Share: Question: Where did the names of the days of the week come from? Answer: The Babylonians named the days after the five planetary bodies known to them (Tuesday through Saturday) and after the Sun and Moon (Sunday and Monday). This custom was later adopted by the Romans. Emperor Constantine established the seven-day week in
Names of the Days of the Week: Origins. The term “day” came from the Old English term dæg, which means day or lifetime. The days of the week though were derived from Roman deities, with Saturday as the first day of the week. When the pagan Romans started worshiping the Sun more, the first day of the week became Sunday.
It was the Romans who were the first to begin their days at midnight, while the ancient Babylonians began theirs at sunrise and the ancient Jews, at sunset. Sunday was named because it was the day sacred to the sun. Monday was named because it was sacred to the moon. Tuesday was named after Tiw, a god of war.
Test your understanding of the English lesson by answering these questions. You will get the answers and your score at the end of the quiz. The English days of the week are named after the Sun, the Moon, and various pagan (or pre-Christian) __________. All of the names for the days of the week come from Southern European mythology.
The Naming of the Days. The Greeks named the days week after the sun, the moon and the five known planets, which were in turn named after the gods Ares, Hermes, Zeus, Aphrodite, and Cronus. The Greeks called the days of the week the Theon hemerai “days of the Gods”.
The seven-day week originated from the Babylonians, and it became part of the Roman calendar in 321 AD, during the time of Emperor Constantine. The Romans named the seven days of the week after heavenly bodies, which were named after gods.
Named After Gods and Planets. The names of the 7 days of the week in most Latin-based languages come from the Roman calendar, which related each day with 7 celestial bodies considered to be gods: the Sun, the Moon, Mercury, Venus, Mars, Jupiter, and Saturn. The English language has retained the planet names for Saturday, Sunday, and Monday.

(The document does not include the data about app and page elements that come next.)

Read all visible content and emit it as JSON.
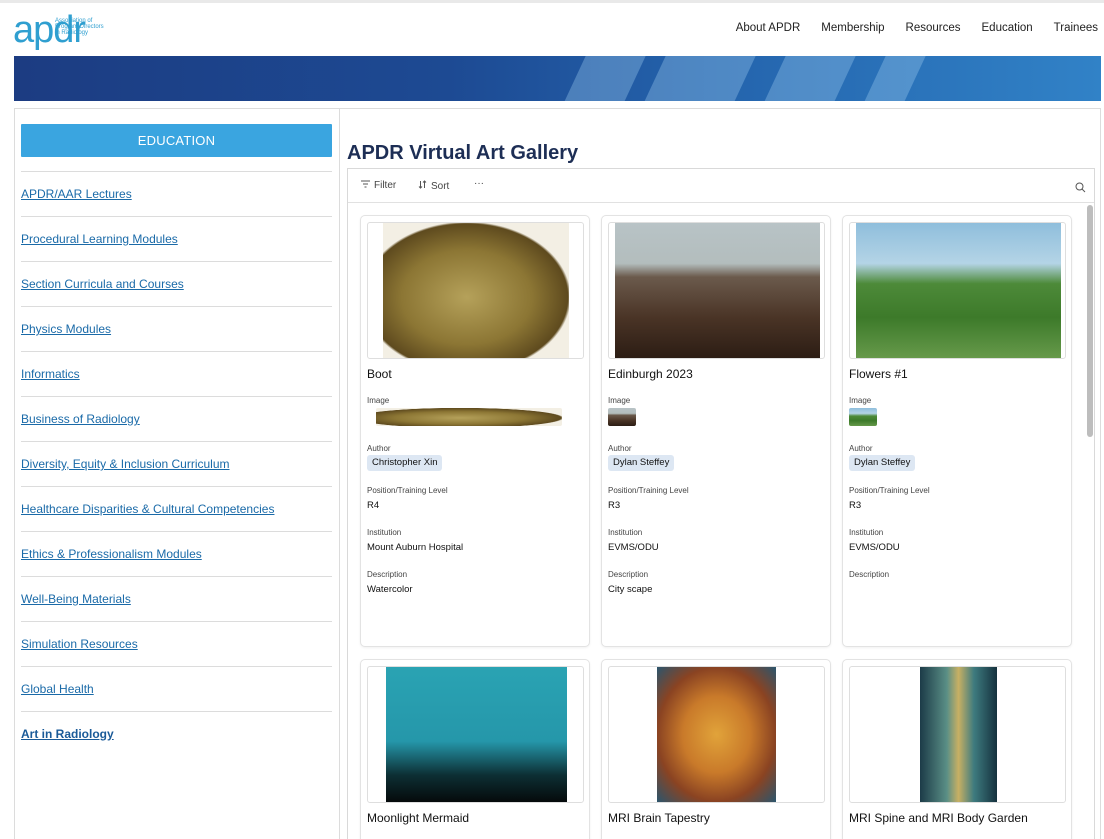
{
  "header": {
    "logo_mark": "apdr",
    "logo_sub": [
      "Association of",
      "Program Directors",
      "in Radiology"
    ],
    "nav": [
      "About APDR",
      "Membership",
      "Resources",
      "Education",
      "Trainees"
    ]
  },
  "sidebar": {
    "section_button": "EDUCATION",
    "items": [
      {
        "label": "APDR/AAR Lectures"
      },
      {
        "label": "Procedural Learning Modules"
      },
      {
        "label": "Section Curricula and Courses"
      },
      {
        "label": "Physics Modules"
      },
      {
        "label": "Informatics"
      },
      {
        "label": "Business of Radiology"
      },
      {
        "label": "Diversity, Equity & Inclusion Curriculum"
      },
      {
        "label": "Healthcare Disparities & Cultural Competencies"
      },
      {
        "label": "Ethics & Professionalism Modules"
      },
      {
        "label": "Well-Being Materials"
      },
      {
        "label": "Simulation Resources"
      },
      {
        "label": "Global Health"
      },
      {
        "label": "Art in Radiology",
        "active": true
      }
    ]
  },
  "main": {
    "title": "APDR Virtual Art Gallery",
    "toolbar": {
      "filter_label": "Filter",
      "sort_label": "Sort",
      "more_label": "···",
      "search_icon": "search-icon"
    },
    "field_labels": {
      "image": "Image",
      "author": "Author",
      "position": "Position/Training Level",
      "institution": "Institution",
      "description": "Description"
    },
    "cards": [
      {
        "title": "Boot",
        "author": "Christopher Xin",
        "position": "R4",
        "institution": "Mount Auburn Hospital",
        "description": "Watercolor"
      },
      {
        "title": "Edinburgh 2023",
        "author": "Dylan Steffey",
        "position": "R3",
        "institution": "EVMS/ODU",
        "description": "City scape"
      },
      {
        "title": "Flowers #1",
        "author": "Dylan Steffey",
        "position": "R3",
        "institution": "EVMS/ODU",
        "description": ""
      },
      {
        "title": "Moonlight Mermaid"
      },
      {
        "title": "MRI Brain Tapestry"
      },
      {
        "title": "MRI Spine and MRI Body Garden"
      }
    ]
  },
  "colors": {
    "accent": "#3aa5e0",
    "link": "#1a6aa8",
    "title": "#1d2e55",
    "chip": "#dde7f3"
  }
}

This planetary week with its days named after pagan deities is not of God. God Almighty did create the week with seven days, but He merely numbered the days one through seven ( Genesis 1:3 —2:3). The only day He named was the seventh day, calling it the ” Sabbath ” ( Exodus 16:22-26 ; 20:8-11 ).
Roman Gods Named Days of the Week. From around the 1st century BCE, they introduced a system where each day was named after one of their pagan gods, each of whom was associated with one of the classical planets. For example, Saturday was dies Saturni, the day of Saturn.